Death is inevitable for everyone, however, when someone dies, it causes a different reaction in everyone. In both novels, the main characters struggle to deal with death in distinct ways. Watching all of his friends die during the war for no good reason scares Yossarian out of his mind. Yet instead of succumbing to death himself, Yossarian is determined to avoid death at all costs. Even though his decision to live on the run isn?t ideal, he is happy knowing his destiny is in his own hands and that he doesn?t sell his soul to the corrupt colonels. Heller presents this theme of controlling one?s fated death masterfully as he makes the reader appreciate life and hate war. Similarly, Alice McDermott also bestows her readers with the chance to esteem life and understand how dwelling on the past is harmful not only to oneself but to all the people a part of that person?s life. Billy succeeds in controlling his destiny as he escapes his pain in life through alcohol and eventually death. Using time as a controlling force of the plots, both novels demonstrate how important structure can be to a theme and the development of characters.

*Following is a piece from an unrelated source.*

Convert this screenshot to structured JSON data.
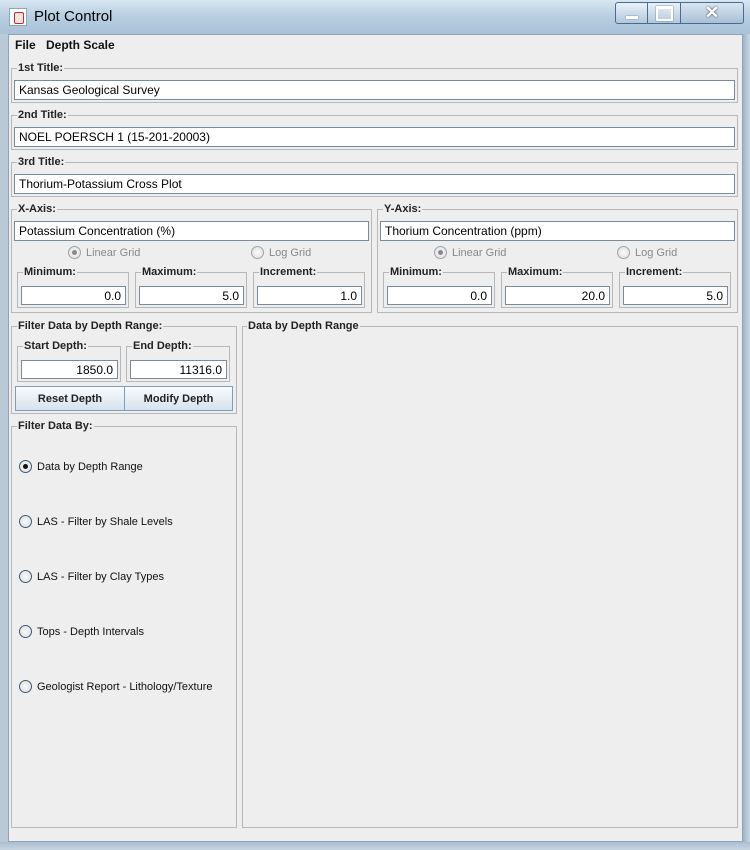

- ... & Language What?s So Funny…Catch 22? Comedy and tragedy have ... the most memorable attribute of Catch-22 is its unimaginable ... the most important element of Catch-22 is its irrationality. ... and tragedy into a whole as Catch-22. Expressing a painful or ...
- ... Paper Books related to Catch-22 In Catch-22, Joseph Heller ... inflict catastrophe on ourselves. Catch-22 ultimately makes us stop ... character. Books related to Catch-22 In Catch-22, Joseph Heller ... inflict catastrophe on ourselves. Catch-22 ultimately makes us stop ...
- ... consider. Try releasing your catch and do it correctly because ... systems if we all would catch and release. Specific handling ... your fish, you might consider catch and release. This information ... properly have properly released your catch. You just want to ...
- ... during its aftermath, Catch-22 waspublished slightly in ... The Good SoldierSchweik to Catch 22 brilliantly illustrate ... September, pp. 8(1). Heller, Joseph. Catch 22. (New York, NY: Dell ... , 1970). Hoberman, J. “Only One Catch.” Artforum, (1994): October, pp. ...
- ... the destructiveness of war; Catch-22 becomes more than what ... on the cover. Through Catch-22 Joseph Heller permeates the ... the individual. Each character within Catch-22 lives within the world ... within the existentialist confines of Catch-22 as well. The stories ...